[JURIST] A group of UN human rights experts on Tuesday urged authorities in Saudi Arabia to block the execution [press release] of Ali Mohammed al-Nimr [IBT backgrounder], who was convicted of involvement in the Arab Spring protests when he was 17. The experts said, “[a]ny judgment imposing the death penalty upon persons who were children at the time of the offence, and their execution, are incompatible with Saudi Arabia’s international obligations.” Al-Nimr was reportedly tortured and mistreated by the General Investigation Directorate until he was eventually forced into confessing his guilt. The experts also stressed that, “[i]nternational law, accepted as binding by Saudi Arabia, provides that capital punishment may only be imposed following trials that comply with the most stringent requirements of fair trial and due process, or could otherwise be considered an arbitrary execution.” The independent experts added that “Saudi Arabia may so far this year have executed at least 134 people, which already represents 44 more than the total for the whole of last year.”

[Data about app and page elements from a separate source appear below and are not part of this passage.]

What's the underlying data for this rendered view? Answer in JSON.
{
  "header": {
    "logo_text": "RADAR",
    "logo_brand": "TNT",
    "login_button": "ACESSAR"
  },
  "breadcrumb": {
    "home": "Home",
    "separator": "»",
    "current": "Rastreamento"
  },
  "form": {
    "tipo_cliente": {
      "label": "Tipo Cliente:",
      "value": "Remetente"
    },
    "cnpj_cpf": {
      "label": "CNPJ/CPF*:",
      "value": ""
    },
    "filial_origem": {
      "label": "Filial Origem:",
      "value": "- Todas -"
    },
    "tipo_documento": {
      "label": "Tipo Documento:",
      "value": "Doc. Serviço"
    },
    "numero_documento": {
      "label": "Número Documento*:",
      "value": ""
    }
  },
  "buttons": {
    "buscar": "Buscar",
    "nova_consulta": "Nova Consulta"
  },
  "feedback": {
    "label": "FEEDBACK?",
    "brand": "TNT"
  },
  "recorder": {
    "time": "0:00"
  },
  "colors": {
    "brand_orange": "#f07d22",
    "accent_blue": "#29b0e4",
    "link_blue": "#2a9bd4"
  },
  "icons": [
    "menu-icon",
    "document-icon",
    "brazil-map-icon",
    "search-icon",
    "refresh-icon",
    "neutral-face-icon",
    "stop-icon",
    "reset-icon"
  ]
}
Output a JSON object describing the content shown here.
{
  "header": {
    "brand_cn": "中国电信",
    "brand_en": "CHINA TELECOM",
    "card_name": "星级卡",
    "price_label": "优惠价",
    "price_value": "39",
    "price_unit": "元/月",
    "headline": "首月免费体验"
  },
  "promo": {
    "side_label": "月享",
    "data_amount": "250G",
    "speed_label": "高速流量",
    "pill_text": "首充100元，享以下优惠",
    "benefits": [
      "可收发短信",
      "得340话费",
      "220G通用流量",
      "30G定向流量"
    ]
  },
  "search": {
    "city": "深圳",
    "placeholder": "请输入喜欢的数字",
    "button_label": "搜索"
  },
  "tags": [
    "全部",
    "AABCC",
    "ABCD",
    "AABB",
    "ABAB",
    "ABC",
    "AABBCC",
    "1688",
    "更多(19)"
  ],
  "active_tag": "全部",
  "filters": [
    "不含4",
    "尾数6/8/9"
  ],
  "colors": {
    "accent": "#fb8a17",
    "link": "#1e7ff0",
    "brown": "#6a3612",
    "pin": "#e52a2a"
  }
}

Saudi Arabia’s justice system has drawn international criticism for alleged human rights abuses in recent years. In June a Saudi court upheld [JURIST report] blogger Raif Badawi’s sentence of 10 years in prison and 1,000 lashes for “insulting Islam through electronic channels.” In January a Saudi judge sentenced prominent human rights lawyer Walid Abu al-Khair to an additional five years in jail [JURIST report] after he refused to show remorse for “showing disrespect” to authorities and creating an unauthorized association. In December a Saudi court ordered [JURIST report] the criminal cases against two women’s rights activists be transferred to a special tribunal for terrorism. The women were arrested for attempting to drive into Saudi Arabia from the UAE. In October a Saudi Arabia Court sentenced three lawyers to between five and eight years in prison for criticizing the justice system [JURIST report] on Twitter by accusing authorities of carrying out arbitrary detentions.